(Dataset records)
========================================================================

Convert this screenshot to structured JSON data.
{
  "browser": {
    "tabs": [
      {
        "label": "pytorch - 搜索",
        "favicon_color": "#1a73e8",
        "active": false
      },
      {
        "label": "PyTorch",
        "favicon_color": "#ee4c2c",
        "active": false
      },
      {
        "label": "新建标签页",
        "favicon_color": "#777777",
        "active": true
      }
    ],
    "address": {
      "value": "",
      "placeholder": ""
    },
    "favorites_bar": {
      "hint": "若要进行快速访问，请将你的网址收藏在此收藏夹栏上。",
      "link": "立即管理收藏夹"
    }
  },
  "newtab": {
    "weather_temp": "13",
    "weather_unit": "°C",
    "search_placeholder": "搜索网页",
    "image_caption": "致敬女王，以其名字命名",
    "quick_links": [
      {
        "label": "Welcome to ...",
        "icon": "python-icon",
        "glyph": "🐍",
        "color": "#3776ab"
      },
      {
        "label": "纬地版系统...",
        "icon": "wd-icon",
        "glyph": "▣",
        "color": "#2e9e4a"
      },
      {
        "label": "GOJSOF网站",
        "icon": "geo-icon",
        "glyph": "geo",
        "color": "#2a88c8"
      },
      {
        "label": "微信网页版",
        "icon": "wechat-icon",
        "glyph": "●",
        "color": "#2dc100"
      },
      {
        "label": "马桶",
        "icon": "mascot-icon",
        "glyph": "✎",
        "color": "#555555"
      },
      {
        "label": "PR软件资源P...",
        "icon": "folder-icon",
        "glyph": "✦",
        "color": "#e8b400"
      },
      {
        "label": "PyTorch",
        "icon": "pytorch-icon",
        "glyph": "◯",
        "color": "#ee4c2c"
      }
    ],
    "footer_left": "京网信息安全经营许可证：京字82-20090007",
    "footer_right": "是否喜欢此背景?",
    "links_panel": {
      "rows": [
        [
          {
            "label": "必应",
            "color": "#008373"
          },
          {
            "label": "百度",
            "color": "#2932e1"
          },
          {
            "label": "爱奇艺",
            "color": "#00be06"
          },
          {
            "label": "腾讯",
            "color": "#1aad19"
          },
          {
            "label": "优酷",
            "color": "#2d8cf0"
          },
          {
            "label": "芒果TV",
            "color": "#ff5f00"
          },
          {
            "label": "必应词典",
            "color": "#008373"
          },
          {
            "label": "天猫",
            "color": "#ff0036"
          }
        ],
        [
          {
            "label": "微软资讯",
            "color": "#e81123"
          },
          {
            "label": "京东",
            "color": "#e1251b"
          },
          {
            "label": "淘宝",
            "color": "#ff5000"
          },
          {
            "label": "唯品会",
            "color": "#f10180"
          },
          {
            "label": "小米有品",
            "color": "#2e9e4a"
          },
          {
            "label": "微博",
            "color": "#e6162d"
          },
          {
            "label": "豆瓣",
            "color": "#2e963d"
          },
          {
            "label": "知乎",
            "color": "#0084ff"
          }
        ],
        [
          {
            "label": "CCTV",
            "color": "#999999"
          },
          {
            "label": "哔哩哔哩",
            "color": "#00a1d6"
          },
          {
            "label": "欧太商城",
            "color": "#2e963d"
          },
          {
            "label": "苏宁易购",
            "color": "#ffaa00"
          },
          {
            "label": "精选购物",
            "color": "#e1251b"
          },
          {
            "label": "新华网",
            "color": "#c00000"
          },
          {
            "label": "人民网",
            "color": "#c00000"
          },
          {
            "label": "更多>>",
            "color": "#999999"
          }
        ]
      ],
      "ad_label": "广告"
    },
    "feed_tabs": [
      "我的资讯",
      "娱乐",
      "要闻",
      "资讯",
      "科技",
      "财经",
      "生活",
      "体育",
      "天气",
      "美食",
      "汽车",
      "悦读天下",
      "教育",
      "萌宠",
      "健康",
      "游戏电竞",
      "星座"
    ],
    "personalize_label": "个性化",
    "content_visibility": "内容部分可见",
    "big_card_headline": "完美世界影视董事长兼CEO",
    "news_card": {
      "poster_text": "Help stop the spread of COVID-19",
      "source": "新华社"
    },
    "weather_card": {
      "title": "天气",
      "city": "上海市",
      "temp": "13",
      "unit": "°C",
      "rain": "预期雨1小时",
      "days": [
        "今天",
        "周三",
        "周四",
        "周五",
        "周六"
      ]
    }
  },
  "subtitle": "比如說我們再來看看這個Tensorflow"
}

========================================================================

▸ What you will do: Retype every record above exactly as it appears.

▸ Exercise output:
Convert this screenshot to structured JSON data.
{
  "browser": {
    "tabs": [
      {
        "label": "pytorch - 搜索",
        "favicon_color": "#1a73e8",
        "active": false
      },
      {
        "label": "PyTorch",
        "favicon_color": "#ee4c2c",
        "active": false
      },
      {
        "label": "新建标签页",
        "favicon_color": "#777777",
        "active": true
      }
    ],
    "address": {
      "value": "",
      "placeholder": ""
    },
    "favorites_bar": {
      "hint": "若要进行快速访问，请将你的网址收藏在此收藏夹栏上。",
      "link": "立即管理收藏夹"
    }
  },
  "newtab": {
    "weather_temp": "13",
    "weather_unit": "°C",
    "search_placeholder": "搜索网页",
    "image_caption": "致敬女王，以其名字命名",
    "quick_links": [
      {
        "label": "Welcome to ...",
        "icon": "python-icon",
        "glyph": "🐍",
        "color": "#3776ab"
      },
      {
        "label": "纬地版系统...",
        "icon": "wd-icon",
        "glyph": "▣",
        "color": "#2e9e4a"
      },
      {
        "label": "GOJSOF网站",
        "icon": "geo-icon",
        "glyph": "geo",
        "color": "#2a88c8"
      },
      {
        "label": "微信网页版",
        "icon": "wechat-icon",
        "glyph": "●",
        "color": "#2dc100"
      },
      {
        "label": "马桶",
        "icon": "mascot-icon",
        "glyph": "✎",
        "color": "#555555"
      },
      {
        "label": "PR软件资源P...",
        "icon": "folder-icon",
        "glyph": "✦",
        "color": "#e8b400"
      },
      {
        "label": "PyTorch",
        "icon": "pytorch-icon",
        "glyph": "◯",
        "color": "#ee4c2c"
      }
    ],
    "footer_left": "京网信息安全经营许可证：京字82-20090007",
    "footer_right": "是否喜欢此背景?",
    "links_panel": {
      "rows": [
        [
          {
            "label": "必应",
            "color": "#008373"
          },
          {
            "label": "百度",
            "color": "#2932e1"
          },
          {
            "label": "爱奇艺",
            "color": "#00be06"
          },
          {
            "label": "腾讯",
            "color": "#1aad19"
          },
          {
            "label": "优酷",
            "color": "#2d8cf0"
          },
          {
            "label": "芒果TV",
            "color": "#ff5f00"
          },
          {
            "label": "必应词典",
            "color": "#008373"
          },
          {
            "label": "天猫",
            "color": "#ff0036"
          }
        ],
        [
          {
            "label": "微软资讯",
            "color": "#e81123"
          },
          {
            "label": "京东",
            "color": "#e1251b"
          },
          {
            "label": "淘宝",
            "color": "#ff5000"
          },
          {
            "label": "唯品会",
            "color": "#f10180"
          },
          {
            "label": "小米有品",
            "color": "#2e9e4a"
          },
          {
            "label": "微博",
            "color": "#e6162d"
          },
          {
            "label": "豆瓣",
            "color": "#2e963d"
          },
          {
            "label": "知乎",
            "color": "#0084ff"
          }
        ],
        [
          {
            "label": "CCTV",
            "color": "#999999"
          },
          {
            "label": "哔哩哔哩",
            "color": "#00a1d6"
          },
          {
            "label": "欧太商城",
            "color": "#2e963d"
          },
          {
            "label": "苏宁易购",
            "color": "#ffaa00"
          },
          {
            "label": "精选购物",
            "color": "#e1251b"
          },
          {
            "label": "新华网",
            "color": "#c00000"
          },
          {
            "label": "人民网",
            "color": "#c00000"
          },
          {
            "label": "更多>>",
            "color": "#999999"
          }
        ]
      ],
      "ad_label": "广告"
    },
    "feed_tabs": [
      "我的资讯",
      "娱乐",
      "要闻",
      "资讯",
      "科技",
      "财经",
      "生活",
      "体育",
      "天气",
      "美食",
      "汽车",
      "悦读天下",
      "教育",
      "萌宠",
      "健康",
      "游戏电竞",
      "星座"
    ],
    "personalize_label": "个性化",
    "content_visibility": "内容部分可见",
    "big_card_headline": "完美世界影视董事长兼CEO",
    "news_card": {
      "poster_text": "Help stop the spread of COVID-19",
      "source": "新华社"
    },
    "weather_card": {
      "title": "天气",
      "city": "上海市",
      "temp": "13",
      "unit": "°C",
      "rain": "预期雨1小时",
      "days": [
        "今天",
        "周三",
        "周四",
        "周五",
        "周六"
      ]
    }
  },
  "subtitle": "比如說我們再來看看這個Tensorflow"
}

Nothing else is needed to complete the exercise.